[[ SUPPLIED ENTRIES, beginning ]]

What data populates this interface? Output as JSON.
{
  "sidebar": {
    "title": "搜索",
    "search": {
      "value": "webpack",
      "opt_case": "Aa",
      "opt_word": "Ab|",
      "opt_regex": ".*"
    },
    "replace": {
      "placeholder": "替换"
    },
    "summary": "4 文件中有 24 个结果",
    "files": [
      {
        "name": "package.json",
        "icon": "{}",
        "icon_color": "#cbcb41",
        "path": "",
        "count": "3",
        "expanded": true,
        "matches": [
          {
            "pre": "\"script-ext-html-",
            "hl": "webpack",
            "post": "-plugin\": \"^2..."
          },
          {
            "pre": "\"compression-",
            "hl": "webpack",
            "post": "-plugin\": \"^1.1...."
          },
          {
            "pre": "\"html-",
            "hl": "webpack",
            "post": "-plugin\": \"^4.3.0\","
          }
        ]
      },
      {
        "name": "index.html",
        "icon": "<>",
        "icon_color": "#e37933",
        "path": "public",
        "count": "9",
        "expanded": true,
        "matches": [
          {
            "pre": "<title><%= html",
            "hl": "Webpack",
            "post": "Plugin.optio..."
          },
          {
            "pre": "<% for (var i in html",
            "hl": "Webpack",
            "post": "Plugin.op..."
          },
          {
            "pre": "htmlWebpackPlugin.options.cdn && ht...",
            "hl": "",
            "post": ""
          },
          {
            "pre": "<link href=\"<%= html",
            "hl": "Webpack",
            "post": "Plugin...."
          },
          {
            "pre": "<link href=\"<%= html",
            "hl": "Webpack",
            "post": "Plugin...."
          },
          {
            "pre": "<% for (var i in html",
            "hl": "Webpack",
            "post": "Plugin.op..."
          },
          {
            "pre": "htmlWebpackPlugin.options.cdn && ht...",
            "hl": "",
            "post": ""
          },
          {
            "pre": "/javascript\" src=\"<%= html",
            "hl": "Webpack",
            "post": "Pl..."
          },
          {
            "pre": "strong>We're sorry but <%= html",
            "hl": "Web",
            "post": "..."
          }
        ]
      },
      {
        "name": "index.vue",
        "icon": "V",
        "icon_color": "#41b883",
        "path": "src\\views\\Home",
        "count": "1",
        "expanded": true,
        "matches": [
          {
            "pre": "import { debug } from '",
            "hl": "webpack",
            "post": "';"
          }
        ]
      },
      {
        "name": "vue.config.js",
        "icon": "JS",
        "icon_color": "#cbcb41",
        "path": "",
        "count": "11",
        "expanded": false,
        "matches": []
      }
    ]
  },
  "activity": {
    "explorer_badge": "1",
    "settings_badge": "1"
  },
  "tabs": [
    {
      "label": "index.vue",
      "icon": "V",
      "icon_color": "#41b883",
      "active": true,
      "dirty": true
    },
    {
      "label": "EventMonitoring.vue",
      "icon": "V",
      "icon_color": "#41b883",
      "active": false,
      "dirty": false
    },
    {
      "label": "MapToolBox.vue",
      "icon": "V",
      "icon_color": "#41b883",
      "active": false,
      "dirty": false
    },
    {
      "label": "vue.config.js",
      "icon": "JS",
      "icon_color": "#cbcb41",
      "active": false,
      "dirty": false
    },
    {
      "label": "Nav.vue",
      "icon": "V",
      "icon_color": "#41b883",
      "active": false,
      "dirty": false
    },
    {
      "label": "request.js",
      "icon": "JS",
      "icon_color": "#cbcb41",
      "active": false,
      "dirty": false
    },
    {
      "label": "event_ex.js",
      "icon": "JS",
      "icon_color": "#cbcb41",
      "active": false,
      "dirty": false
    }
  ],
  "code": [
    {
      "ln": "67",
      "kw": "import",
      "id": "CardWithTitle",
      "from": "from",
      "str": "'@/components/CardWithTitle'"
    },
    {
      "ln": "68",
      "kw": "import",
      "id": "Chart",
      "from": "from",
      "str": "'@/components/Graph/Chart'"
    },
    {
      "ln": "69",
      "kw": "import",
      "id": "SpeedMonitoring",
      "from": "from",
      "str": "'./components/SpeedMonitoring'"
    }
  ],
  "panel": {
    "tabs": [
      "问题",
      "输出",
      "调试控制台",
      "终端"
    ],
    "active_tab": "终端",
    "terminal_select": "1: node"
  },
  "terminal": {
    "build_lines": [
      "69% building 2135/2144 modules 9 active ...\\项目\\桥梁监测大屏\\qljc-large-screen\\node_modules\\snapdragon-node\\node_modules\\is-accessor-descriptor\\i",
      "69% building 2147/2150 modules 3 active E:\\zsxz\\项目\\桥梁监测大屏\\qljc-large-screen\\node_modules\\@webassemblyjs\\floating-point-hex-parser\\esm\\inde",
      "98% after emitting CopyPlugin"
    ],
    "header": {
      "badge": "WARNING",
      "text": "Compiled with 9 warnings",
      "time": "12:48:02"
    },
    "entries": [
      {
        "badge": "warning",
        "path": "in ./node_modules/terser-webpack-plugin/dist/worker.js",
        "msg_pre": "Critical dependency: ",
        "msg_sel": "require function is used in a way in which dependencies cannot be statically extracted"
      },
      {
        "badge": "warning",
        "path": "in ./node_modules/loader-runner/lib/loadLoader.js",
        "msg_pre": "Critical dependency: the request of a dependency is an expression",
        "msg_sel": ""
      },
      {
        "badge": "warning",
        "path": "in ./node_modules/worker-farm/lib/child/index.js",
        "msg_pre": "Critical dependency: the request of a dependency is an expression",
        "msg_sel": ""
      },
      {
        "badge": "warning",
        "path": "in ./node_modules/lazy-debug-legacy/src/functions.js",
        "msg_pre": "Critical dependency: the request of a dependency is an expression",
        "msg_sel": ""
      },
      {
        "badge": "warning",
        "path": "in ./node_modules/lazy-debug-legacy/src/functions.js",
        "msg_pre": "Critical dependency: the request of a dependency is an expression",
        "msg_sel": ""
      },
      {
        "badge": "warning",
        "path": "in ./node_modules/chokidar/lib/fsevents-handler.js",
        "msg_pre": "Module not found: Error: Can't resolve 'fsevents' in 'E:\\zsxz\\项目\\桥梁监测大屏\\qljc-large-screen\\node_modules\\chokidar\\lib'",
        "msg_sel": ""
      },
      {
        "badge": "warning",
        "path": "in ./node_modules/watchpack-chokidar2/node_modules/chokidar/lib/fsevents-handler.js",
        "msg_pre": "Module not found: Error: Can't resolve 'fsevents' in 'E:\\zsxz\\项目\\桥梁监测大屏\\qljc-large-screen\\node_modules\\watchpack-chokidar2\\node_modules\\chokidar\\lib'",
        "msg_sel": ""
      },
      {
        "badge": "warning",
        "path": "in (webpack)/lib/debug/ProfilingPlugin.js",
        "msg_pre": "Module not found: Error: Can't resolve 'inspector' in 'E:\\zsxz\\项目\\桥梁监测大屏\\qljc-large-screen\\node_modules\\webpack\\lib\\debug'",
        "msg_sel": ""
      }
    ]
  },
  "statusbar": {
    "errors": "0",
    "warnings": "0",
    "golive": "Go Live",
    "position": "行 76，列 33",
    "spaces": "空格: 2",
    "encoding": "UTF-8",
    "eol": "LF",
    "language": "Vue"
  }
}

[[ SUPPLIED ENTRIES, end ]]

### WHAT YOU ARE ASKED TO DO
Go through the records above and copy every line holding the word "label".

### TASK ANSWER
      "label": "index.vue",
      "label": "EventMonitoring.vue",
      "label": "MapToolBox.vue",
      "label": "vue.config.js",
      "label": "Nav.vue",
      "label": "request.js",
      "label": "event_ex.js",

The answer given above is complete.